• **Records shown**
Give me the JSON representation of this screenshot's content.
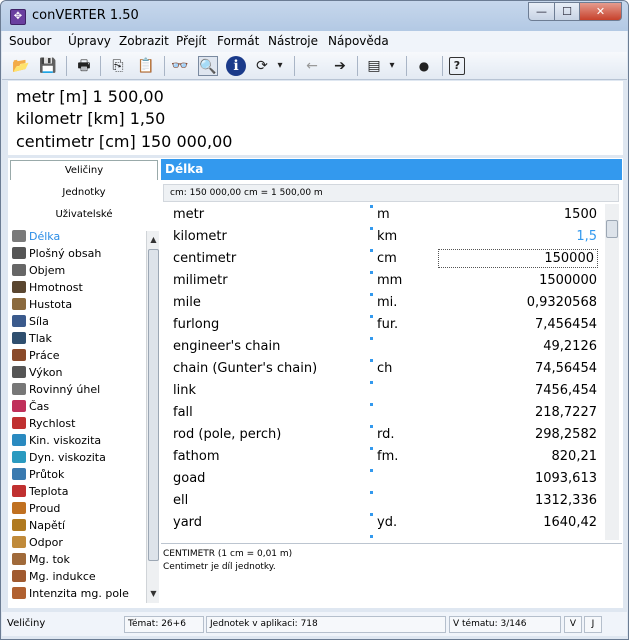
{
  "window": {
    "title": "conVERTER 1.50",
    "app_icon_glyph": "✥",
    "controls": {
      "minimize": "—",
      "maximize": "☐",
      "close": "✕"
    }
  },
  "menu": [
    "Soubor",
    "Úpravy",
    "Zobrazit",
    "Přejít",
    "Formát",
    "Nástroje",
    "Nápověda"
  ],
  "toolbar": {
    "icons": [
      "open-folder-icon",
      "save-icon",
      "print-icon",
      "copy-icon",
      "paste-icon",
      "glasses-icon",
      "find-icon",
      "info-icon",
      "refresh-icon",
      "dropdown-icon",
      "back-arrow-icon",
      "forward-arrow-icon",
      "list-icon",
      "dropdown-icon",
      "record-icon",
      "help-icon"
    ],
    "glyphs": {
      "open": "📂",
      "save": "💾",
      "print": "🖶",
      "copy": "⎘",
      "paste": "📋",
      "glasses": "👓",
      "find": "🔍",
      "info": "ℹ",
      "refresh": "⟳",
      "dd1": "▾",
      "back": "←",
      "forward": "➔",
      "list": "▤",
      "dd2": "▾",
      "record": "●",
      "help": "?"
    }
  },
  "results": [
    "metr [m] 1 500,00",
    "kilometr [km] 1,50",
    "centimetr [cm] 150 000,00"
  ],
  "left_panel": {
    "tabs": [
      "Veličiny",
      "Jednotky",
      "Uživatelské"
    ],
    "categories": [
      {
        "label": "Délka",
        "icon": "ruler-icon",
        "color": "#7a7a7a",
        "selected": true
      },
      {
        "label": "Plošný obsah",
        "icon": "area-icon",
        "color": "#555555"
      },
      {
        "label": "Objem",
        "icon": "volume-icon",
        "color": "#666666"
      },
      {
        "label": "Hmotnost",
        "icon": "weight-icon",
        "color": "#5a4630"
      },
      {
        "label": "Hustota",
        "icon": "density-icon",
        "color": "#8b6a3e"
      },
      {
        "label": "Síla",
        "icon": "dumbbell-icon",
        "color": "#3a5a8c"
      },
      {
        "label": "Tlak",
        "icon": "pressure-icon",
        "color": "#2f4f6f"
      },
      {
        "label": "Práce",
        "icon": "gear-icon",
        "color": "#8a4a2a"
      },
      {
        "label": "Výkon",
        "icon": "gauge-icon",
        "color": "#555555"
      },
      {
        "label": "Rovinný úhel",
        "icon": "protractor-icon",
        "color": "#777777"
      },
      {
        "label": "Čas",
        "icon": "clock-icon",
        "color": "#c0305a"
      },
      {
        "label": "Rychlost",
        "icon": "speedometer-icon",
        "color": "#c03030"
      },
      {
        "label": "Kin. viskozita",
        "icon": "drop-icon",
        "color": "#2a8ac0"
      },
      {
        "label": "Dyn. viskozita",
        "icon": "funnel-icon",
        "color": "#2a9ac0"
      },
      {
        "label": "Průtok",
        "icon": "flow-icon",
        "color": "#3a7ab0"
      },
      {
        "label": "Teplota",
        "icon": "thermometer-icon",
        "color": "#c03030"
      },
      {
        "label": "Proud",
        "icon": "current-icon",
        "color": "#c07020"
      },
      {
        "label": "Napětí",
        "icon": "battery-icon",
        "color": "#b07a20"
      },
      {
        "label": "Odpor",
        "icon": "resistor-icon",
        "color": "#c08a3a"
      },
      {
        "label": "Mg. tok",
        "icon": "magnetic-flux-icon",
        "color": "#a06a3a"
      },
      {
        "label": "Mg. indukce",
        "icon": "magnetic-induction-icon",
        "color": "#a05a30"
      },
      {
        "label": "Intenzita mg. pole",
        "icon": "compass-icon",
        "color": "#b06030"
      }
    ]
  },
  "right_panel": {
    "header": "Délka",
    "info_line": "cm: 150 000,00 cm = 1 500,00 m",
    "units": [
      {
        "name": "metr",
        "abbr": "m",
        "value": "1500"
      },
      {
        "name": "kilometr",
        "abbr": "km",
        "value": "1,5",
        "highlight": true
      },
      {
        "name": "centimetr",
        "abbr": "cm",
        "value": "150000",
        "editing": true
      },
      {
        "name": "milimetr",
        "abbr": "mm",
        "value": "1500000"
      },
      {
        "name": "mile",
        "abbr": "mi.",
        "value": "0,9320568"
      },
      {
        "name": "furlong",
        "abbr": "fur.",
        "value": "7,456454"
      },
      {
        "name": "engineer's chain",
        "abbr": "",
        "value": "49,2126"
      },
      {
        "name": "chain (Gunter's chain)",
        "abbr": "ch",
        "value": "74,56454"
      },
      {
        "name": "link",
        "abbr": "",
        "value": "7456,454"
      },
      {
        "name": "fall",
        "abbr": "",
        "value": "218,7227"
      },
      {
        "name": "rod (pole, perch)",
        "abbr": "rd.",
        "value": "298,2582"
      },
      {
        "name": "fathom",
        "abbr": "fm.",
        "value": "820,21"
      },
      {
        "name": "goad",
        "abbr": "",
        "value": "1093,613"
      },
      {
        "name": "ell",
        "abbr": "",
        "value": "1312,336"
      },
      {
        "name": "yard",
        "abbr": "yd.",
        "value": "1640,42"
      },
      {
        "name": "",
        "abbr": "",
        "value": ""
      }
    ],
    "description": {
      "title": "CENTIMETR (1 cm = 0,01 m)",
      "text": "Centimetr je díl jednotky."
    }
  },
  "status_bar": {
    "category": "Veličiny",
    "topics": "Témat: 26+6",
    "units_count": "Jednotek v aplikaci: 718",
    "in_topic": "V tématu: 3/146",
    "v": "V",
    "j": "J"
  },
  "colors": {
    "accent": "#3399ee",
    "window_frame": "#dfe7f1"
  }
}
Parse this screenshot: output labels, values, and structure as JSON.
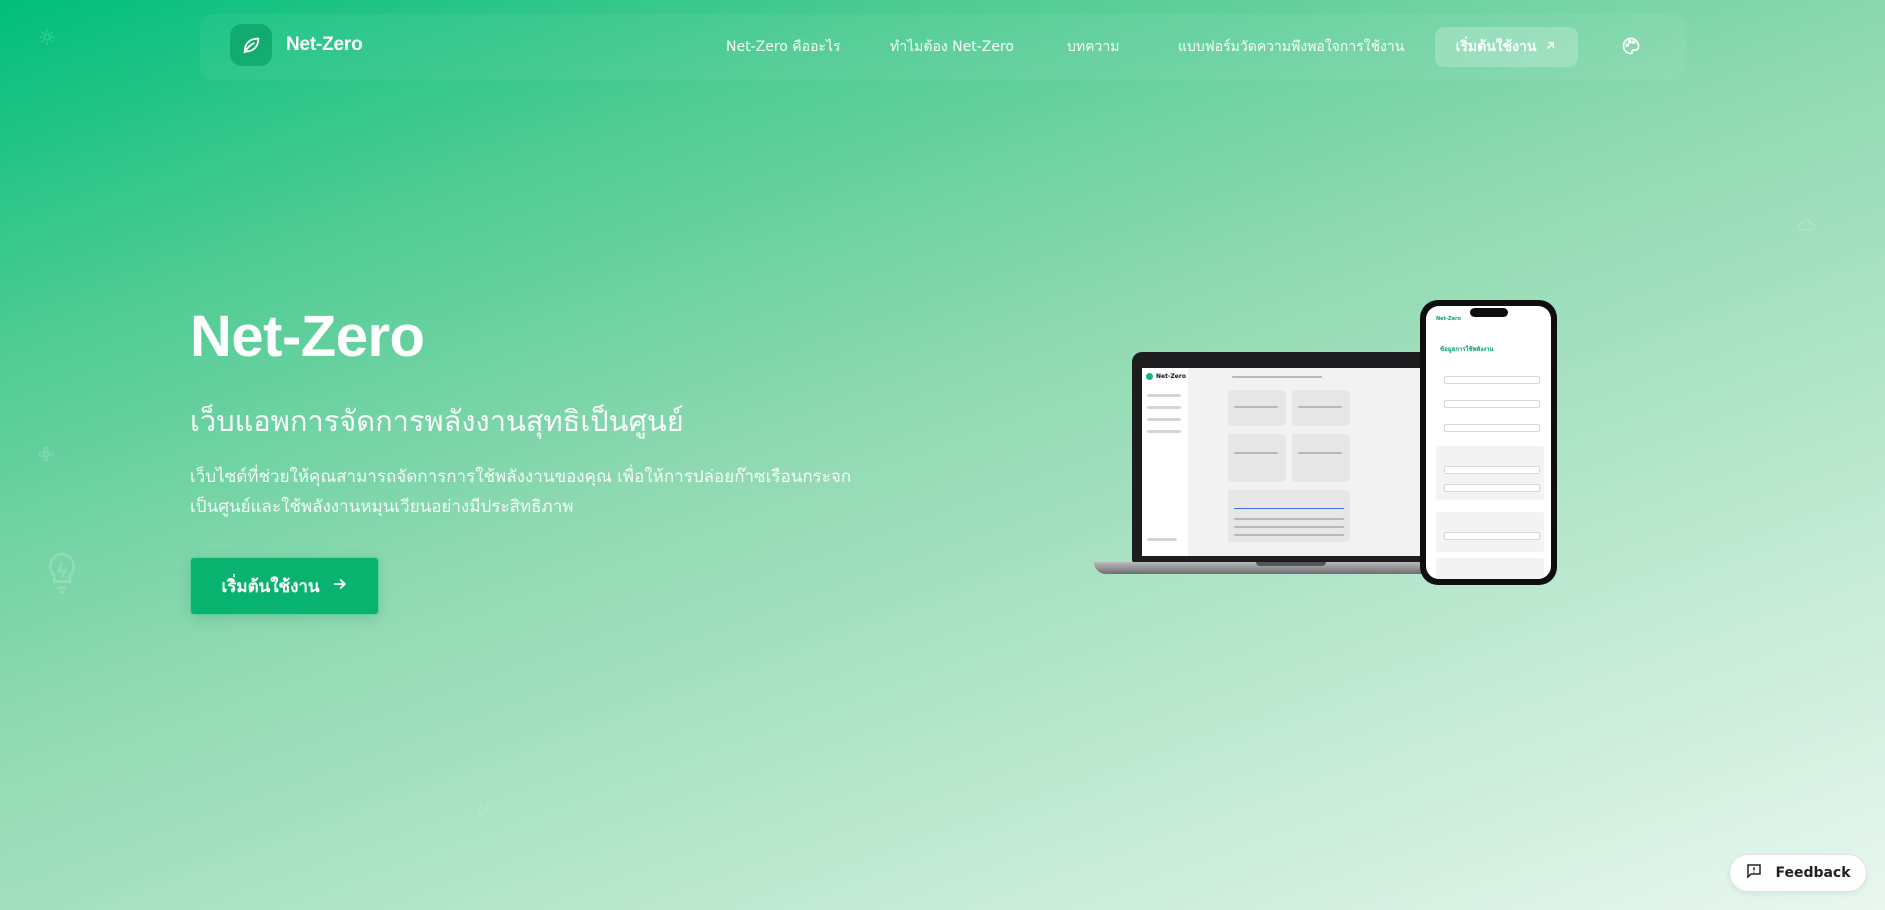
{
  "brand": {
    "name": "Net-Zero",
    "logo_icon": "leaf-icon"
  },
  "nav": {
    "links": [
      "Net-Zero คืออะไร",
      "ทำไมต้อง Net-Zero",
      "บทความ",
      "แบบฟอร์มวัดความพึงพอใจการใช้งาน"
    ],
    "cta_label": "เริ่มต้นใช้งาน",
    "cta_icon": "arrow-up-right-icon",
    "theme_icon": "palette-icon"
  },
  "hero": {
    "title": "Net-Zero",
    "subtitle": "เว็บแอพการจัดการพลังงานสุทธิเป็นศูนย์",
    "description_line1": "เว็บไซต์ที่ช่วยให้คุณสามารถจัดการการใช้พลังงานของคุณ เพื่อให้การปล่อยก๊าซเรือนกระจก",
    "description_line2": "เป็นศูนย์และใช้พลังงานหมุนเวียนอย่างมีประสิทธิภาพ",
    "cta_label": "เริ่มต้นใช้งาน",
    "cta_icon": "arrow-right-icon"
  },
  "mockup": {
    "laptop_brand": "Net-Zero",
    "phone_title": "ข้อมูลการใช้พลังงาน",
    "phone_brand": "Net-Zero"
  },
  "feedback": {
    "label": "Feedback",
    "icon": "feedback-icon"
  },
  "colors": {
    "accent": "#08b36f",
    "gradient_start": "#00be7c",
    "gradient_end": "#e9f7ef"
  }
}
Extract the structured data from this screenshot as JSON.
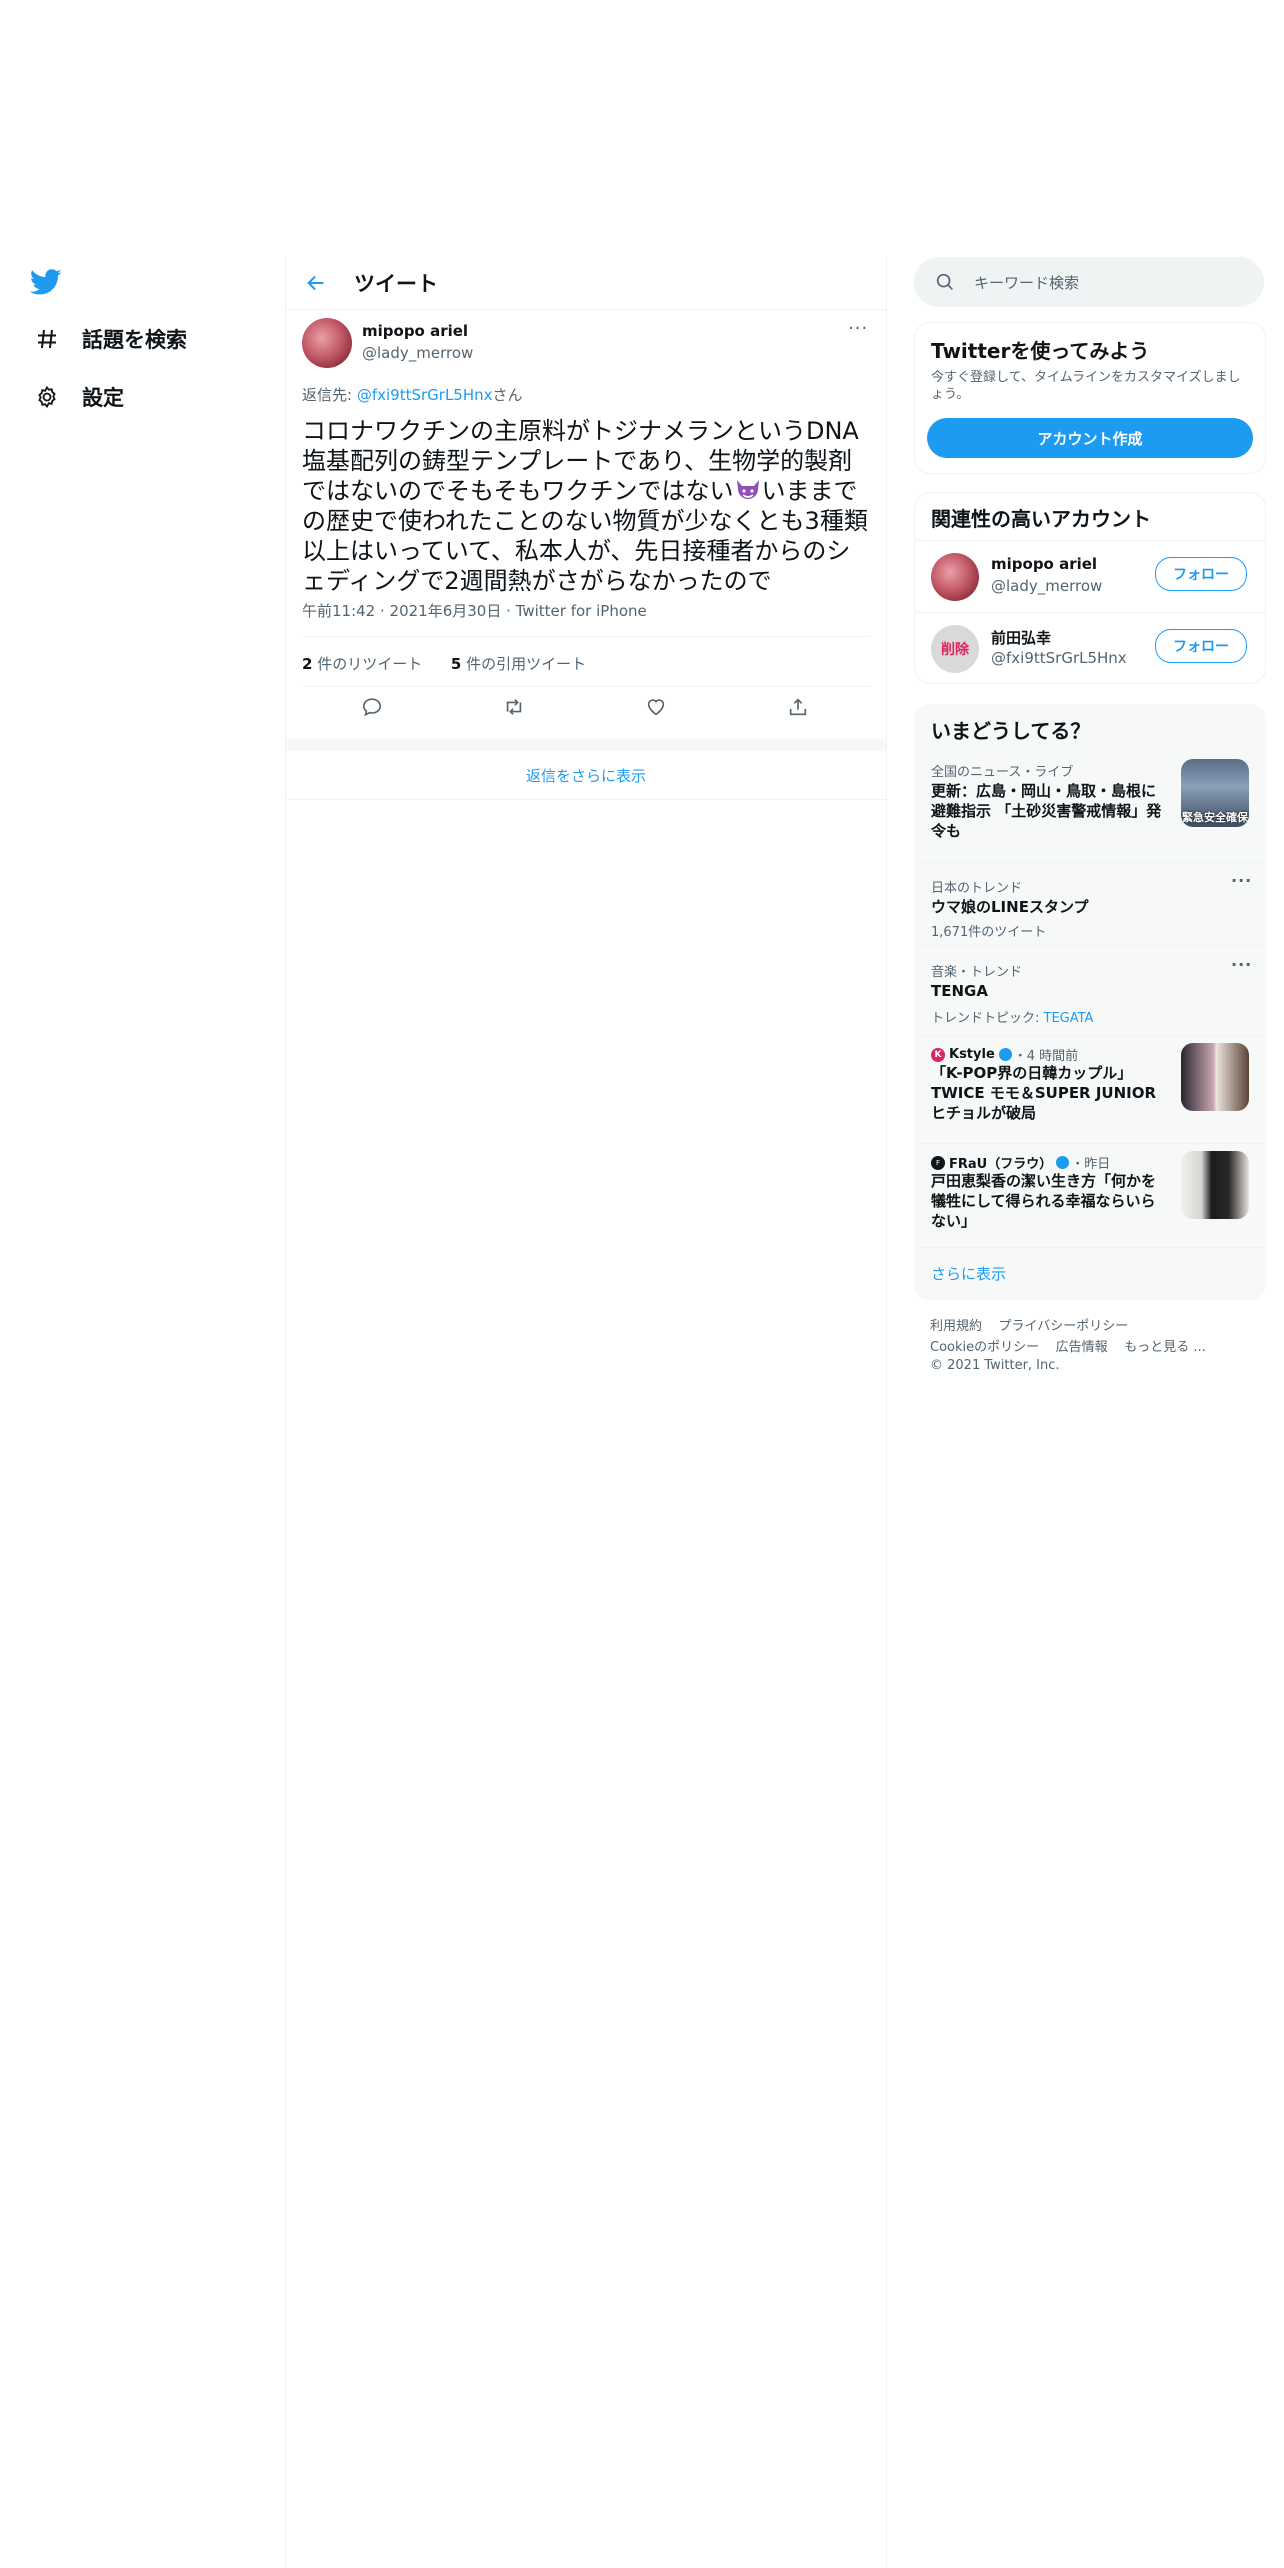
{
  "nav": {
    "items": [
      {
        "label": "話題を検索",
        "icon": "hashtag-icon"
      },
      {
        "label": "設定",
        "icon": "gear-icon"
      }
    ]
  },
  "header": {
    "title": "ツイート"
  },
  "tweet": {
    "name": "mipopo ariel",
    "handle": "@lady_merrow",
    "reply_prefix": "返信先: ",
    "reply_mention": "@fxi9ttSrGrL5Hnx",
    "reply_suffix": "さん",
    "body_before": "コロナワクチンの主原料がトジナメランというDNA塩基配列の鋳型テンプレートであり、生物学的製剤ではないのでそもそもワクチンではない",
    "body_after": "いままでの歴史で使われたことのない物質が少なくとも3種類以上はいっていて、私本人が、先日接種者からのシェディングで2週間熱がさがらなかったので",
    "time": "午前11:42",
    "date": "2021年6月30日",
    "source": "Twitter for iPhone",
    "retweet_count": "2",
    "retweet_label": "件のリツイート",
    "quote_count": "5",
    "quote_label": "件の引用ツイート",
    "more_menu": "···"
  },
  "more_replies": "返信をさらに表示",
  "search": {
    "placeholder": "キーワード検索"
  },
  "signup": {
    "title": "Twitterを使ってみよう",
    "desc": "今すぐ登録して、タイムラインをカスタマイズしましょう。",
    "button": "アカウント作成"
  },
  "related": {
    "title": "関連性の高いアカウント",
    "accounts": [
      {
        "name": "mipopo ariel",
        "handle": "@lady_merrow",
        "follow": "フォロー"
      },
      {
        "name": "前田弘幸",
        "handle": "@fxi9ttSrGrL5Hnx",
        "follow": "フォロー",
        "avatar_text": "削除"
      }
    ]
  },
  "trends": {
    "title": "いまどうしてる？",
    "items": [
      {
        "category": "全国のニュース・ライブ",
        "title": "更新：広島・岡山・鳥取・島根に避難指示 「土砂災害警戒情報」発令も",
        "thumb_text": "緊急安全確保"
      },
      {
        "category": "日本のトレンド",
        "title": "ウマ娘のLINEスタンプ",
        "sub": "1,671件のツイート"
      },
      {
        "category": "音楽・トレンド",
        "title": "TENGA",
        "sub_prefix": "トレンドトピック: ",
        "sub_link": "TEGATA"
      },
      {
        "source": "Kstyle",
        "time": "・4 時間前",
        "title": "「K-POP界の日韓カップル」TWICE モモ＆SUPER JUNIOR ヒチョルが破局"
      },
      {
        "source": "FRaU（フラウ）",
        "time": "・昨日",
        "title": "戸田恵梨香の潔い生き方「何かを犠牲にして得られる幸福ならいらない」"
      }
    ],
    "show_more": "さらに表示"
  },
  "footer": {
    "line1": [
      "利用規約",
      "プライバシーポリシー"
    ],
    "line2": [
      "Cookieのポリシー",
      "広告情報",
      "もっと見る ..."
    ],
    "copyright": "© 2021 Twitter, Inc."
  },
  "colors": {
    "accent": "#1d9bf0",
    "text": "#0f1419",
    "secondary": "#536471",
    "border": "#eff3f4"
  }
}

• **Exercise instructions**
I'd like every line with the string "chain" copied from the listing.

• **Your solution**
        "name": "engineer's chain",
        "name": "chain (Gunter's chain)",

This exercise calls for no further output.